**Data provided:**
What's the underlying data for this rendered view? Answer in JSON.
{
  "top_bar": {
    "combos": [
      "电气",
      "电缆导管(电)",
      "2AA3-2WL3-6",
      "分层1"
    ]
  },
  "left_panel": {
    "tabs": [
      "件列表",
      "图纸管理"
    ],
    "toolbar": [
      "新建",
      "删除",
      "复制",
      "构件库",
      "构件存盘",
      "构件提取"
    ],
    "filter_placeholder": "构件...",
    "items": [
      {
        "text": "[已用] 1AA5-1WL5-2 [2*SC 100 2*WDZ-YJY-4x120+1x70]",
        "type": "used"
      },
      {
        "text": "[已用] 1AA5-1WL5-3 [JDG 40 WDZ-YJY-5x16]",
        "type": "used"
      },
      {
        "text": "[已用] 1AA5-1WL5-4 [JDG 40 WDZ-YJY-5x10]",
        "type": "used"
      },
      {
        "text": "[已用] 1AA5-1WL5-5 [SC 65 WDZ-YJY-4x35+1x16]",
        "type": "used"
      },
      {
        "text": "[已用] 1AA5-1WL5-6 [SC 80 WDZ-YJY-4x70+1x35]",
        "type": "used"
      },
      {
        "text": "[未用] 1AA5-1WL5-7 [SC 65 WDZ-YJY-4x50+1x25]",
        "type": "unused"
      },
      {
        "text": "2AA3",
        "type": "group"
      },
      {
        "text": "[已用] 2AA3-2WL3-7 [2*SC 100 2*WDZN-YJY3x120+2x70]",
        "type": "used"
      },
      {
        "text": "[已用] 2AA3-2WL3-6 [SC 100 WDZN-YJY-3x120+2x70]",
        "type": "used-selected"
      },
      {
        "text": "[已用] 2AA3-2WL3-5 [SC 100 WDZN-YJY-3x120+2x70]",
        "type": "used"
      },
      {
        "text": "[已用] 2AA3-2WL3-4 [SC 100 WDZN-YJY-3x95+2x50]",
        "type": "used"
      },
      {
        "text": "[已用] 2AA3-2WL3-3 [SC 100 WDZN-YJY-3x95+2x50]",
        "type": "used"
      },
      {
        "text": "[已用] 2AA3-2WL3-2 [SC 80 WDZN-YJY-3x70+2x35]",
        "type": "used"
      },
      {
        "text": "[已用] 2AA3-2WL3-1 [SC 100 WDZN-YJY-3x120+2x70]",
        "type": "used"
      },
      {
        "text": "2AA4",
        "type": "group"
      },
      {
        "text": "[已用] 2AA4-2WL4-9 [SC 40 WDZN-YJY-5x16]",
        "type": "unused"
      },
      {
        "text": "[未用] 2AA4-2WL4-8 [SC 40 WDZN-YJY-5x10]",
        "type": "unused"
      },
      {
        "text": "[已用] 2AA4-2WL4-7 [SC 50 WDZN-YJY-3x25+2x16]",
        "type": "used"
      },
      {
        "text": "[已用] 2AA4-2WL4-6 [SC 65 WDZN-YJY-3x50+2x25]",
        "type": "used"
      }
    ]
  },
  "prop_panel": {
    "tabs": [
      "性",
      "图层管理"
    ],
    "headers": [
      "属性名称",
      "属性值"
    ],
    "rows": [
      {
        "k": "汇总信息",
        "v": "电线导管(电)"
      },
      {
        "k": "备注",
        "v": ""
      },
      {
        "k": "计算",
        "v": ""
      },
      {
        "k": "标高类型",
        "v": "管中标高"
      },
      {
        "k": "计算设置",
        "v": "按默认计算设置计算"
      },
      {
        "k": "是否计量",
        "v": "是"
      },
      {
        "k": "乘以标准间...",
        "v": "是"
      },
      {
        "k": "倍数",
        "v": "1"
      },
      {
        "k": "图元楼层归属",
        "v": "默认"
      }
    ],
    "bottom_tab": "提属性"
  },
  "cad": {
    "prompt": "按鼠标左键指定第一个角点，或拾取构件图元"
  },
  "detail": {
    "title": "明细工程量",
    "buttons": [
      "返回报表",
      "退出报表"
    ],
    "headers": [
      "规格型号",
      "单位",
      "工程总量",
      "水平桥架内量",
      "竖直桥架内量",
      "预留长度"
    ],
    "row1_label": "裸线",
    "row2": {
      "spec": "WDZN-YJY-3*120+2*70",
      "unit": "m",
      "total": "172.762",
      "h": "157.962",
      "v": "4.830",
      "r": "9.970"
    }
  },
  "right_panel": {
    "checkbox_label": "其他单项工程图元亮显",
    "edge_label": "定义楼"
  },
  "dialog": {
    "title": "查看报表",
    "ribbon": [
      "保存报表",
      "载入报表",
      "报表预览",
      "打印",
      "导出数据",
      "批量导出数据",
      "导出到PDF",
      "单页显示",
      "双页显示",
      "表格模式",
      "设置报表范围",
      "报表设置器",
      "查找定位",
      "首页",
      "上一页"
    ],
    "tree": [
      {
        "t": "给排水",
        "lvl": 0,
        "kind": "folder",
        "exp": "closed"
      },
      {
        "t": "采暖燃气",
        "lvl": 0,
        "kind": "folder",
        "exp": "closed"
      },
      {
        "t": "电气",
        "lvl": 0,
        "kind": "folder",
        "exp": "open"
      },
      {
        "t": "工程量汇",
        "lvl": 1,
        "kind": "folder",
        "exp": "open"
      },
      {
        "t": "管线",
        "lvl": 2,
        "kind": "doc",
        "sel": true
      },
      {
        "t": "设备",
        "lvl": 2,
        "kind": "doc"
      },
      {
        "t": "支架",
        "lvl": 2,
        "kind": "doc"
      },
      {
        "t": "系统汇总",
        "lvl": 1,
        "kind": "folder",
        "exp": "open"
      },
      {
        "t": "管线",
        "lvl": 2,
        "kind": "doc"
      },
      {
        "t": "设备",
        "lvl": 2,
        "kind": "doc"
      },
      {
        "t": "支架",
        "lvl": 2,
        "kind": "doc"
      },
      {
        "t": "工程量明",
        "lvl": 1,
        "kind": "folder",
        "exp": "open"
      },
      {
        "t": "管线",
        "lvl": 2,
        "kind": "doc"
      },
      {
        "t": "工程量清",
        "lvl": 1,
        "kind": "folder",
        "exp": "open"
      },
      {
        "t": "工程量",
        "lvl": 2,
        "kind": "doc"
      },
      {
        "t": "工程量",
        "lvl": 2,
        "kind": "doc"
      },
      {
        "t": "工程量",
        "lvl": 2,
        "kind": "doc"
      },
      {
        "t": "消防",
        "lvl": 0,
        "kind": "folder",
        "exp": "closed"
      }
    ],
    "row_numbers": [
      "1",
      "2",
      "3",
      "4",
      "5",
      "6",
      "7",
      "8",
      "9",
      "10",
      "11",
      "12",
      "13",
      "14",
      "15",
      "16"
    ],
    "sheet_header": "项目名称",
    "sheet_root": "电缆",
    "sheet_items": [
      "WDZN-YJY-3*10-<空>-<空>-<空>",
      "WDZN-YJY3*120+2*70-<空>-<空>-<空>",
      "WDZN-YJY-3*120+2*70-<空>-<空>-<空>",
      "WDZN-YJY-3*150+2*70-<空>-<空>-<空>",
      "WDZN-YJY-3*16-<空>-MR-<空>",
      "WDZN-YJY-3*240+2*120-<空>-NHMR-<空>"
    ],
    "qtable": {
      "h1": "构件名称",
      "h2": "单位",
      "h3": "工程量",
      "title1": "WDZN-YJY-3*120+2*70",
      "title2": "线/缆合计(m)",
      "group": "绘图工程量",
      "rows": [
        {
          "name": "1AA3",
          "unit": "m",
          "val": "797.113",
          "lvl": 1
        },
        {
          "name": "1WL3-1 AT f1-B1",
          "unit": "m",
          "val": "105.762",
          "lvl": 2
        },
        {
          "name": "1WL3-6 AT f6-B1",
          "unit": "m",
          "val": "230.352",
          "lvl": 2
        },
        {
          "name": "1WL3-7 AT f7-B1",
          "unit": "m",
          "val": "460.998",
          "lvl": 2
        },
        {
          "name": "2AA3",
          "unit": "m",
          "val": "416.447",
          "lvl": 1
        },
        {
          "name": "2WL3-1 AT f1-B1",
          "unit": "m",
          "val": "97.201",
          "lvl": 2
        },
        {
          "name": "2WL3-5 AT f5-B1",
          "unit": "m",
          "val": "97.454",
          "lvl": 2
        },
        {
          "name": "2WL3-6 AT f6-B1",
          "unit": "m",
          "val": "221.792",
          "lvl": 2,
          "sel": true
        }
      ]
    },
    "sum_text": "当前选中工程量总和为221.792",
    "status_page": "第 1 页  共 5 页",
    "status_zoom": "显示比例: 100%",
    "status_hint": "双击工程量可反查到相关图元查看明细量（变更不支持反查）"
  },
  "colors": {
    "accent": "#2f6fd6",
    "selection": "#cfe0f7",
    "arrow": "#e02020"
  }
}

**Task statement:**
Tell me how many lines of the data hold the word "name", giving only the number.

**Response area:**
8